Twitter has made changes to the user interface of its Android mobile app. Its iOS app has had a bottom navigation bar for a long time, and now the Android app has it too. And it makes tons of sense! Since the advent of large smartphones, having navigation menus and address bars at the top of apps make for a less than ideal scenario.
You know how you have to stretch across those big displays to reach the menu or address bar (in web browsers). We all hold our phones in their bottom half, but constantly have to reach over to the top to get the most essential tasks done. This is a carry over from the world of PCs, and it should have been discarded a long time ago.
Ideally, mobile web browser address bars ought to be located at the bottom of the display.

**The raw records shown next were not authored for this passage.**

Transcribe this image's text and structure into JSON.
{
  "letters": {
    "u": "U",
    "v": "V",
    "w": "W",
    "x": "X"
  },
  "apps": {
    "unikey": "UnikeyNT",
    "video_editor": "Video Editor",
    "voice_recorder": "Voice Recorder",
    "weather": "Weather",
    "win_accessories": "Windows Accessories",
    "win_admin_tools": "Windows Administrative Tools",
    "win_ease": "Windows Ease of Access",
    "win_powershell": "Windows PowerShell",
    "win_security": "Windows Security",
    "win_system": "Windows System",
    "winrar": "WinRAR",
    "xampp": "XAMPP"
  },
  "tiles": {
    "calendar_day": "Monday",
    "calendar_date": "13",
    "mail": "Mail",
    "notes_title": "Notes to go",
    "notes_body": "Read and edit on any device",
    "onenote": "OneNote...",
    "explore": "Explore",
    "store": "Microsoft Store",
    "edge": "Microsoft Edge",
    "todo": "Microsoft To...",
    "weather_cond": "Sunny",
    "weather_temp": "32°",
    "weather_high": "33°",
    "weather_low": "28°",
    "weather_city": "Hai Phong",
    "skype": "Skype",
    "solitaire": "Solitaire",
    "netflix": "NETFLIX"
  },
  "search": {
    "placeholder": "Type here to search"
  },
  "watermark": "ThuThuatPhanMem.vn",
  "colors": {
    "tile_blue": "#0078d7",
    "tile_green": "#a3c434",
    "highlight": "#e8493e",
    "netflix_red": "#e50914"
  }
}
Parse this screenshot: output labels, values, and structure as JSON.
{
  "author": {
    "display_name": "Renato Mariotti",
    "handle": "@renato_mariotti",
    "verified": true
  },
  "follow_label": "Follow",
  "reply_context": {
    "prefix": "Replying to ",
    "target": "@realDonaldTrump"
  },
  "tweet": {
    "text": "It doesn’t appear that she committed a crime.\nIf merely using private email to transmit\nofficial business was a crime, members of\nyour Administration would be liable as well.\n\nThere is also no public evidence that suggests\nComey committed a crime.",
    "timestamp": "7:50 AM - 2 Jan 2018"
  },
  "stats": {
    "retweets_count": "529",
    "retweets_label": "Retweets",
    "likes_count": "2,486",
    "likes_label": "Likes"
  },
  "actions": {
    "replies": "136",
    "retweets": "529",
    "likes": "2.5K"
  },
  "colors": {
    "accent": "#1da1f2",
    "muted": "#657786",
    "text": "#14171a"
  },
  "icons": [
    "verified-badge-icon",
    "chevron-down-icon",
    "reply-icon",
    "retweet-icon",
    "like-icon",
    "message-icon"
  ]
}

The same goes for app navigation bar and menus. It is good to see Twitter implement it. I have advocated for this move for a number of years now, but for some reasons, app developers have been adamant.
In my article, Most mobile browsers still have this common mistake, I pointed out this issue. We also have a quick guide for those who desire to move the address bar to the bottom in Chrome mobile browser.
Kudos to Twitter for making the move and giving mobile users a bottom navigation bar. However, it has not been perfectly implemented yet. One big niggle is that when you tap the search icon, the search box still opens up all the way at the top of the app – which means you still have to stretch.
It is very counter-productive that one has to switch between two different locations when needing to do a search on the app. If you move the navigation menu, move all the attached functions with it. Twitter has made a good move. One hopes that they fine-tune it so it works well.
What Twitter has done with its mobile apps is exactly what other mobile app developers need to do.
Founder of MobilityArena. Yomi’s journey in mobile started in 2001. Besides obsessing over mobile phones, he also started creating WAP sites (early mobile-friendly websites created with WML). He began writing about phones in 2004 and has been at it since then. He has owned over 200 devices, from Symbian, Palm, PocketPC/Windows Mobile, BlackBerry/BB10, webOS, Windows Phone, Firefox, Ubuntu Touch, to Android, iOS, and KaiOS operating systems.